So the last thing I want to recommend is getting on job boards and indeed.com has really become the 800 pound gorilla in this space. Along with LinkedIn, those are actually Absolutely the top two places that recruiters rely on to find candidates and to post jobs. So build your your profile on LinkedIn on indeed, get your resume posted there. And that is, you know, if you only do one side after LinkedIn, make sure it’s that one. But also, I would recommend Career Builder, and monster.com as well as your local job boards depending on your market. There are no shortage of of places to look, but make sure you start with those big ones that will cover many bases for you. So those are the four action items you should begin with immediately if you’ve found yourself furloughed, and you’re buying into my strong suggestion that you should begin looking for a job but briefly, number one, tell everyone you know number two, get on LinkedIn or if you’re already on update your profile. Number three, create a resume. By the way, I highly recommend doing it in chronological Order, but I promise we’ll talk more about that in detail in our next episode in the next couple of days. And then number four, get on some of the main job boards. Indeed for sure careerbuilder monster and any local job boards that you have, go ahead and make sure that you your profile is on there and that you can be found by recruiters. That’s it for today. Thank you very much for listening to this first episode of higher calling. I really hope you’ll come back and listen next week when we talk about how to build a great resume.

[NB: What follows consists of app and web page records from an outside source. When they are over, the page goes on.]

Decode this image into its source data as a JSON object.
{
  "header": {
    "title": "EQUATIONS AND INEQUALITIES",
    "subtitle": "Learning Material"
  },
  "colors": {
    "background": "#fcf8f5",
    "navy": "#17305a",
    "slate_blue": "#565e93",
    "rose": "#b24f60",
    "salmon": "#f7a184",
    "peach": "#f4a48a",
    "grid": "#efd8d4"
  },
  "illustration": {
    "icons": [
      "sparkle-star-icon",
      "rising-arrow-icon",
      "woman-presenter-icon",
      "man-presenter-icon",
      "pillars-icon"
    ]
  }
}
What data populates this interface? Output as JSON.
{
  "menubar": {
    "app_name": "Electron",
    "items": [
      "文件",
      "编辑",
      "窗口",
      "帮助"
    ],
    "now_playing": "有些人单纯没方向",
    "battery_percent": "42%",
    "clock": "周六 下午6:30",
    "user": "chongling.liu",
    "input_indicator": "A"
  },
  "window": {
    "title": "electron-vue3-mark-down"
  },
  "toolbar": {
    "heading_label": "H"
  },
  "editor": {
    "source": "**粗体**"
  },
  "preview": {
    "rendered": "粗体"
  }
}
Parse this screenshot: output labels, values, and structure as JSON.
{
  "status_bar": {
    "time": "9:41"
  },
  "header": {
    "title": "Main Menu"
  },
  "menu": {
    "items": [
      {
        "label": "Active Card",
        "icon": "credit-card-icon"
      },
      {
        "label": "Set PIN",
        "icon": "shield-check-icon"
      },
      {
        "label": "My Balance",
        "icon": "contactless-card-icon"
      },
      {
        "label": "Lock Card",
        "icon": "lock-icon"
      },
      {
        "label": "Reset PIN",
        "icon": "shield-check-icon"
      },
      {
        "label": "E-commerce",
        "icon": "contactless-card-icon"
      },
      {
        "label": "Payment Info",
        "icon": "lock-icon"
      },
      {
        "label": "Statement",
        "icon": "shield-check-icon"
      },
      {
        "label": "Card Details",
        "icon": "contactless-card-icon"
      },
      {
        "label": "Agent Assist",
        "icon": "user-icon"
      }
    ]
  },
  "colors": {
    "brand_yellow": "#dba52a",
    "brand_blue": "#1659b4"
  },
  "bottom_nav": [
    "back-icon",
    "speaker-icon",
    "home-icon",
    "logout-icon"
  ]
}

And meantime, stay safe and healthy and I look forward to speaking to you soon
Transcribed by https://otter.ai